Depends on the management. Take Phoenix as an example. The killer in Phoenix isn't so much that it's a bad location, it's the fact that the team isn't in Phoenix! It's in Glendale, a suburb of Phoenix, it's like locating the Vancouver Canucks in Surrey, in a market where the fans are lukewarm to begin with, to make them drive out to the suburbs on a weekday evening to watch a hockey game was assinine. On top of that, the arena lease deal itself was terrible, with no parking ticket revenue sharing and little in the way of subsidies needed for a team like Phoenix.trouble wrote:I look at those places you talk about and go wow besides Winterpeg and Quebec which neither really have a big enough place to play the rest look like more problems for the NHLI'm 100% with you on this, but they are enough homes for these teams that it'll be a while before Vancouver gets a look at for a second team in this market.
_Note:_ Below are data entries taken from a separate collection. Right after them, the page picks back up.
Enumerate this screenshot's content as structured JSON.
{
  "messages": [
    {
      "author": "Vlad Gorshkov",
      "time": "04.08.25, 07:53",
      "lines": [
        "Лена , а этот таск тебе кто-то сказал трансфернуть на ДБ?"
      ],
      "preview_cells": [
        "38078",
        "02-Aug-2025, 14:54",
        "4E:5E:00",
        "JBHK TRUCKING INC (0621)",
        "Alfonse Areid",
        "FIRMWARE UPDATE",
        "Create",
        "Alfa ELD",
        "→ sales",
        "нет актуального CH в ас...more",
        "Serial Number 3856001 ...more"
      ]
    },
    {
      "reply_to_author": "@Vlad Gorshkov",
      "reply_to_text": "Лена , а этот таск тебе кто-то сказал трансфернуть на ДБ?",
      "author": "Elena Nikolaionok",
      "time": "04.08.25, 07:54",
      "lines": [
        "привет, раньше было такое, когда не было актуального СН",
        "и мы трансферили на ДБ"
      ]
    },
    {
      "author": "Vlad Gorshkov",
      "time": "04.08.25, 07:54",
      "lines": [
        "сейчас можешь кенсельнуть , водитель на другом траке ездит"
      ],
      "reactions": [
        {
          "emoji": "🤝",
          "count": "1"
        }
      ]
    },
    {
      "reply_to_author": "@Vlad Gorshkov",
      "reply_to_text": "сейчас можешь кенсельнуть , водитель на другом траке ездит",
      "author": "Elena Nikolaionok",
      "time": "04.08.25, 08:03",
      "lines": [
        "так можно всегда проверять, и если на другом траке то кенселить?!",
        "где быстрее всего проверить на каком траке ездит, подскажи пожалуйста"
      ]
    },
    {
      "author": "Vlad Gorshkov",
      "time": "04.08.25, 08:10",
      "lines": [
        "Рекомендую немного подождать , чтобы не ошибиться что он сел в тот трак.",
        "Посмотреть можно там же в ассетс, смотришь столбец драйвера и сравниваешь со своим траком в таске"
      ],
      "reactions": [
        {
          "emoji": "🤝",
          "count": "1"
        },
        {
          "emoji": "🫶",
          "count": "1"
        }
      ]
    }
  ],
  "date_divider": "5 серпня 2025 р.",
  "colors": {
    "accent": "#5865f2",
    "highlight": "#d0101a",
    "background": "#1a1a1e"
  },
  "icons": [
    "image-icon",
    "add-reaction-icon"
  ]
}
Bummer that Hamilton lies within the 50 miles of Toronto, but that's still way more plausible than Vancouver, and there's still Winnipeg, Quebec, Kansas, Las Vegas, Oklahoma, Houston, Seattle, Portland and Hartford that'll likely get a look before Surrey.
Nashville, on the other hand, shows how it can be done. While I at first thought JB was screwed, I'll grudgingly admit that Bettman had a case to keep the team there, they do crack the 14,000 fans consistently without huge concessions to the fans, they have a good degree of corporate support, they're the 27th largest cable TV market in the US, headquarters of major US industries (not only music, but healthcare) and the team is investing heavily in minor hockey programs for kids, hoping to grow a generation of fans. Despite the fraud of Boots and the tax problems of Freeman (related to him covering Boots), Nashville's got a solid ownership team with an Alberta billionaire waiting to join them. I think in a few years time they'll be a strong franchise, on and off the ice.
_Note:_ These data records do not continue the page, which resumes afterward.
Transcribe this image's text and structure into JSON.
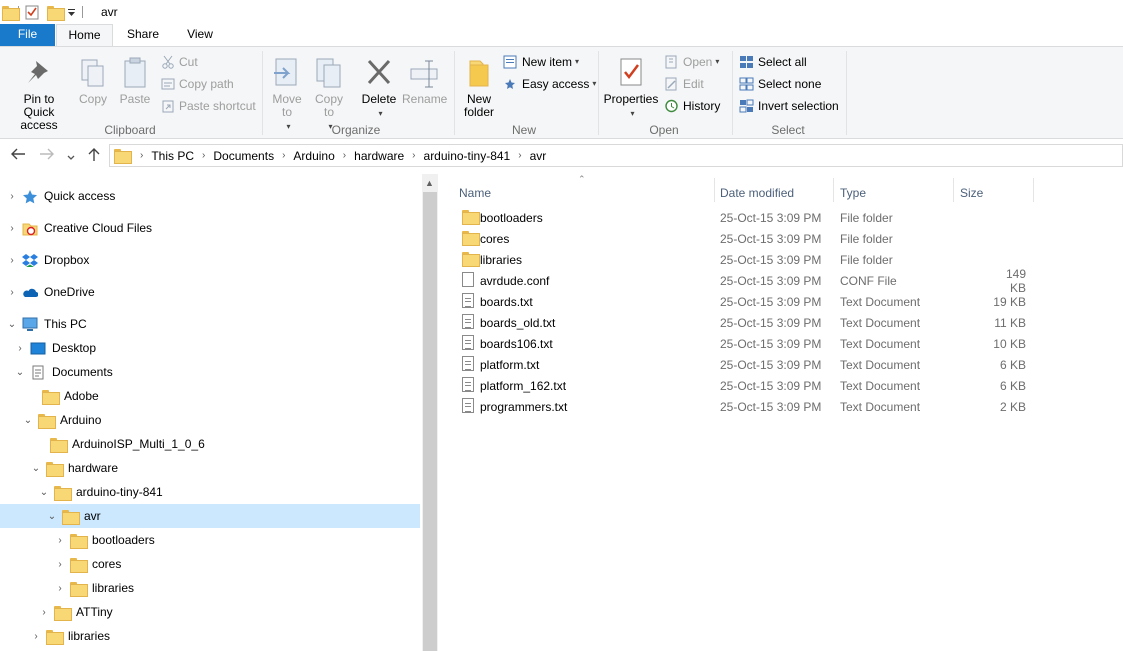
{
  "window": {
    "title": "avr"
  },
  "tabs": {
    "file": "File",
    "home": "Home",
    "share": "Share",
    "view": "View"
  },
  "ribbon": {
    "clipboard": {
      "label": "Clipboard",
      "pin": "Pin to Quick access",
      "copy": "Copy",
      "paste": "Paste",
      "cut": "Cut",
      "copy_path": "Copy path",
      "paste_shortcut": "Paste shortcut"
    },
    "organize": {
      "label": "Organize",
      "move_to": "Move to",
      "copy_to": "Copy to",
      "delete": "Delete",
      "rename": "Rename"
    },
    "new": {
      "label": "New",
      "new_folder": "New folder",
      "new_item": "New item",
      "easy_access": "Easy access"
    },
    "open": {
      "label": "Open",
      "properties": "Properties",
      "open": "Open",
      "edit": "Edit",
      "history": "History"
    },
    "select": {
      "label": "Select",
      "select_all": "Select all",
      "select_none": "Select none",
      "invert": "Invert selection"
    }
  },
  "address": {
    "crumbs": [
      "This PC",
      "Documents",
      "Arduino",
      "hardware",
      "arduino-tiny-841",
      "avr"
    ]
  },
  "tree": [
    {
      "label": "Quick access",
      "icon": "star-icon"
    },
    {
      "label": "Creative Cloud Files",
      "icon": "creative-cloud-icon"
    },
    {
      "label": "Dropbox",
      "icon": "dropbox-icon"
    },
    {
      "label": "OneDrive",
      "icon": "onedrive-icon"
    },
    {
      "label": "This PC",
      "icon": "computer-icon"
    },
    {
      "label": "Desktop",
      "icon": "desktop-icon"
    },
    {
      "label": "Documents",
      "icon": "documents-icon"
    },
    {
      "label": "Adobe",
      "icon": "folder-icon"
    },
    {
      "label": "Arduino",
      "icon": "folder-icon"
    },
    {
      "label": "ArduinoISP_Multi_1_0_6",
      "icon": "folder-icon"
    },
    {
      "label": "hardware",
      "icon": "folder-icon"
    },
    {
      "label": "arduino-tiny-841",
      "icon": "folder-icon"
    },
    {
      "label": "avr",
      "icon": "folder-icon"
    },
    {
      "label": "bootloaders",
      "icon": "folder-icon"
    },
    {
      "label": "cores",
      "icon": "folder-icon"
    },
    {
      "label": "libraries",
      "icon": "folder-icon"
    },
    {
      "label": "ATTiny",
      "icon": "folder-icon"
    },
    {
      "label": "libraries",
      "icon": "folder-icon"
    }
  ],
  "columns": {
    "name": "Name",
    "date": "Date modified",
    "type": "Type",
    "size": "Size"
  },
  "files": [
    {
      "name": "bootloaders",
      "date": "25-Oct-15 3:09 PM",
      "type": "File folder",
      "size": ""
    },
    {
      "name": "cores",
      "date": "25-Oct-15 3:09 PM",
      "type": "File folder",
      "size": ""
    },
    {
      "name": "libraries",
      "date": "25-Oct-15 3:09 PM",
      "type": "File folder",
      "size": ""
    },
    {
      "name": "avrdude.conf",
      "date": "25-Oct-15 3:09 PM",
      "type": "CONF File",
      "size": "149 KB"
    },
    {
      "name": "boards.txt",
      "date": "25-Oct-15 3:09 PM",
      "type": "Text Document",
      "size": "19 KB"
    },
    {
      "name": "boards_old.txt",
      "date": "25-Oct-15 3:09 PM",
      "type": "Text Document",
      "size": "11 KB"
    },
    {
      "name": "boards106.txt",
      "date": "25-Oct-15 3:09 PM",
      "type": "Text Document",
      "size": "10 KB"
    },
    {
      "name": "platform.txt",
      "date": "25-Oct-15 3:09 PM",
      "type": "Text Document",
      "size": "6 KB"
    },
    {
      "name": "platform_162.txt",
      "date": "25-Oct-15 3:09 PM",
      "type": "Text Document",
      "size": "6 KB"
    },
    {
      "name": "programmers.txt",
      "date": "25-Oct-15 3:09 PM",
      "type": "Text Document",
      "size": "2 KB"
    }
  ]
}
People laughed at the idea of hockey in California or Dallas, and though they've had ups and downs, they've established hockey as a respected presence there, so let's not just look at the dot on the city and assume we can judge their viability for a hockey franchise. It's in the details of how they plan on running the franchise and building the fan base that counts.